    From Stage to Page: Dickens’s Memoirs of Joseph Grimaldi and ‘The Pantomime of Life’

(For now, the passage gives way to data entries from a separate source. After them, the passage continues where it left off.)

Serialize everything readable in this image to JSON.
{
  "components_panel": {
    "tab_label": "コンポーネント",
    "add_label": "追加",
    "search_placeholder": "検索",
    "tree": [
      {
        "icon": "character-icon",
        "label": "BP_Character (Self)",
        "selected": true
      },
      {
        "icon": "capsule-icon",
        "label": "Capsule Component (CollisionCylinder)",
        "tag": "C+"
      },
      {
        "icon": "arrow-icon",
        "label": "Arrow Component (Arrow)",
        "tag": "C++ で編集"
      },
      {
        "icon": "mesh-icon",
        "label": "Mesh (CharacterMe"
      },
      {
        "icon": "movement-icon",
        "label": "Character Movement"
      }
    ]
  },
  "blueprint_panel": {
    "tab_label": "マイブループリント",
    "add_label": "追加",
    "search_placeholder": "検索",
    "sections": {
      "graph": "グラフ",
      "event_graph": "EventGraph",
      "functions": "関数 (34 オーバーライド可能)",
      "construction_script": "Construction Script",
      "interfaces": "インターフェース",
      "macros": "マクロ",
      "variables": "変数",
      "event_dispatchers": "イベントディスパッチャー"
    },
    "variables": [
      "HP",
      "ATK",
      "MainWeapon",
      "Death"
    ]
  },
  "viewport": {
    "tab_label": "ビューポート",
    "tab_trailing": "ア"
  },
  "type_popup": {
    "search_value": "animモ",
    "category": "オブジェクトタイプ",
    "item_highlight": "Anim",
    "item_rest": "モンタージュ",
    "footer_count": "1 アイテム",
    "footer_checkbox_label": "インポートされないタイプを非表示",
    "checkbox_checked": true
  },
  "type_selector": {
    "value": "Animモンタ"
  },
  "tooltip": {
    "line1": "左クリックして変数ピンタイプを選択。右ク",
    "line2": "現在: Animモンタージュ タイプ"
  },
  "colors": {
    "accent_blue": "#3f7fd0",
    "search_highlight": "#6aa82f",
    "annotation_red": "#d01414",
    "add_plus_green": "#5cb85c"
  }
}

    While Charles Dickens cannot be regarded as an understudied author, his edited memoirs of the pantomime clown Joseph Grimaldi can certainly be regarded as an understudied, or even neglected, text. Taking their cue from Dickens’s ostensibly dismissive attitude of the text, very few critics have considered The Memoirs in their work. Apart from brief mentions in biographies of Dickens, the principal critical engagement is that of Grimaldi’s biographer Richard Findlater, who dismisses The Memoirs as ‘a literary misalliance’ and ‘among the most disappointing reminiscences in our theatrical literature’.
    However, this paper will attempt to redress the balance, by reconsidering The Memoirs in the context of Dickens’s theatrical sensibility. Through a close reading of The Memoirs alongside Dickens’s essay ‘The Pantomime of Life’, which was published in Bentley’s Miscellany the previous March, this paper will demonstrate how The Memoirs represents a practical examination of the nature of role-playing and the theatrical model of actor and audience in life and art. Furthermore, I shall draw The Memoirs a small step closer towards the Dickens canon by suggesting how he was interrogating similar themes in his other, more popular works of the same time, The Pickwick Papers and Oliver Twist.

    23 Jul 2010

    Victorian popular culture: Prose, stage and screen

    Duration22 Jul 201024 Jul 2010
    CityLondon
    CountryUnited Kingdom

    Event: Conference

    ID: 1852103